▶ **THE PROBLEM**: Exact reproduction of all the data is required, with pictures excluded.

▶ **RECORDS PROVIDED**:

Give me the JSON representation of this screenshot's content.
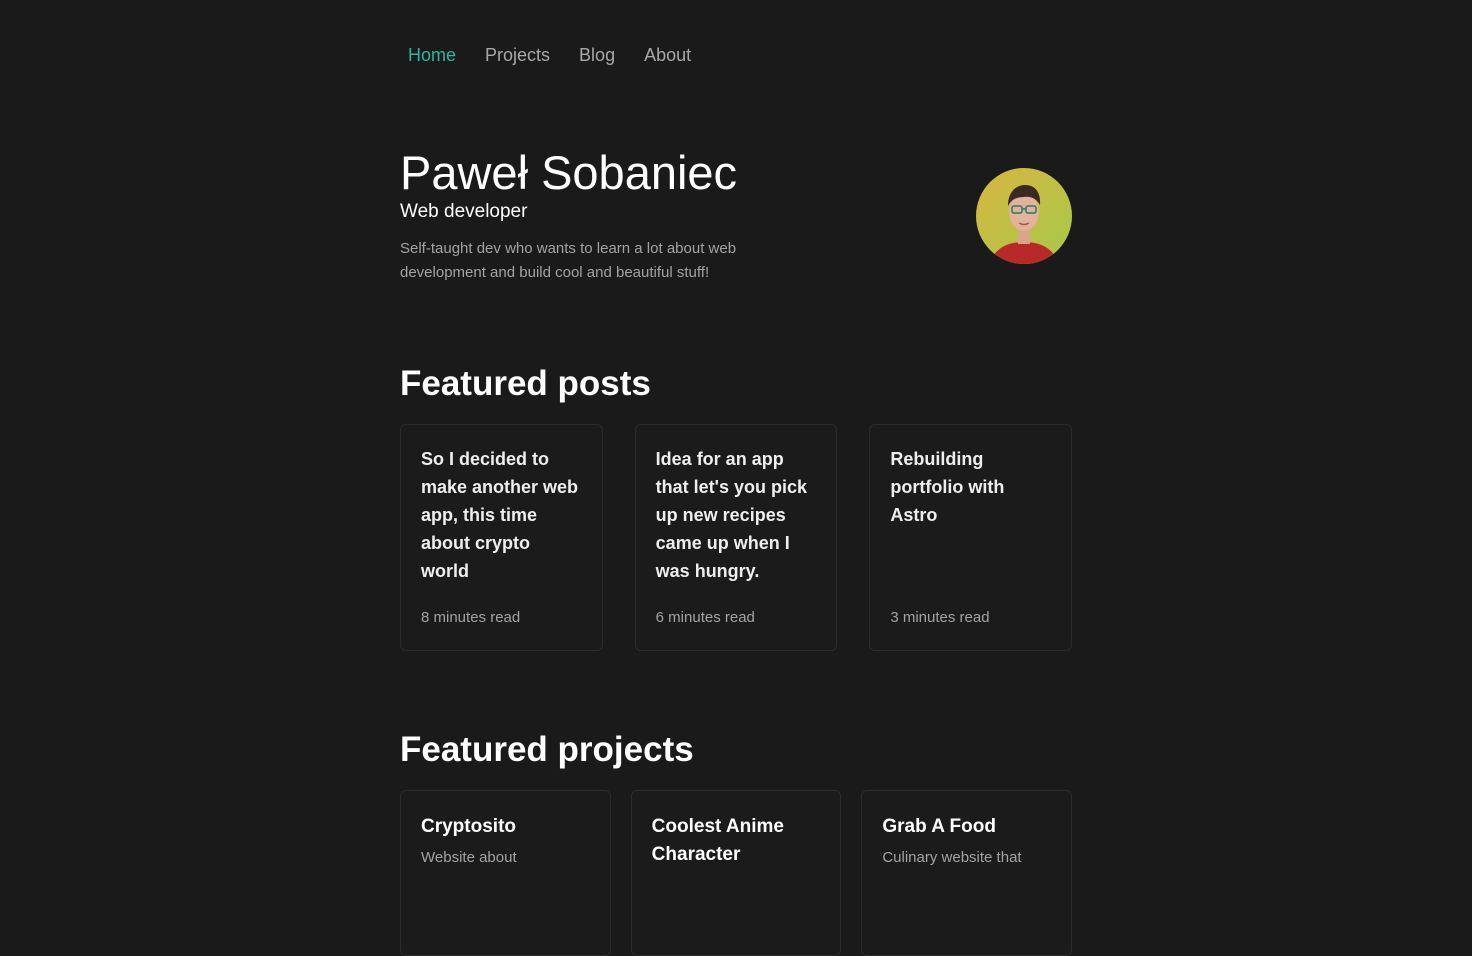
{
  "nav": {
    "items": [
      {
        "label": "Home",
        "active": true
      },
      {
        "label": "Projects",
        "active": false
      },
      {
        "label": "Blog",
        "active": false
      },
      {
        "label": "About",
        "active": false
      }
    ]
  },
  "hero": {
    "name": "Paweł Sobaniec",
    "role": "Web developer",
    "description": "Self-taught dev who wants to learn a lot about web development and build cool and beautiful stuff!"
  },
  "featured_posts": {
    "title": "Featured posts",
    "items": [
      {
        "title": "So I decided to make another web app, this time about crypto world",
        "meta": "8 minutes read"
      },
      {
        "title": "Idea for an app that let's you pick up new recipes came up when I was hungry.",
        "meta": "6 minutes read"
      },
      {
        "title": "Rebuilding portfolio with Astro",
        "meta": "3 minutes read"
      }
    ]
  },
  "featured_projects": {
    "title": "Featured projects",
    "items": [
      {
        "title": "Cryptosito",
        "description": "Website about"
      },
      {
        "title": "Coolest Anime Character",
        "description": ""
      },
      {
        "title": "Grab A Food",
        "description": "Culinary website that"
      }
    ]
  },
  "colors": {
    "background": "#1a1a1b",
    "accent": "#2db5a0",
    "muted": "#a3a3a3"
  }
}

▶ **TASK ANSWER**:
Give me the JSON representation of this screenshot's content.
{
  "nav": {
    "items": [
      {
        "label": "Home",
        "active": true
      },
      {
        "label": "Projects",
        "active": false
      },
      {
        "label": "Blog",
        "active": false
      },
      {
        "label": "About",
        "active": false
      }
    ]
  },
  "hero": {
    "name": "Paweł Sobaniec",
    "role": "Web developer",
    "description": "Self-taught dev who wants to learn a lot about web development and build cool and beautiful stuff!"
  },
  "featured_posts": {
    "title": "Featured posts",
    "items": [
      {
        "title": "So I decided to make another web app, this time about crypto world",
        "meta": "8 minutes read"
      },
      {
        "title": "Idea for an app that let's you pick up new recipes came up when I was hungry.",
        "meta": "6 minutes read"
      },
      {
        "title": "Rebuilding portfolio with Astro",
        "meta": "3 minutes read"
      }
    ]
  },
  "featured_projects": {
    "title": "Featured projects",
    "items": [
      {
        "title": "Cryptosito",
        "description": "Website about"
      },
      {
        "title": "Coolest Anime Character",
        "description": ""
      },
      {
        "title": "Grab A Food",
        "description": "Culinary website that"
      }
    ]
  },
  "colors": {
    "background": "#1a1a1b",
    "accent": "#2db5a0",
    "muted": "#a3a3a3"
  }
}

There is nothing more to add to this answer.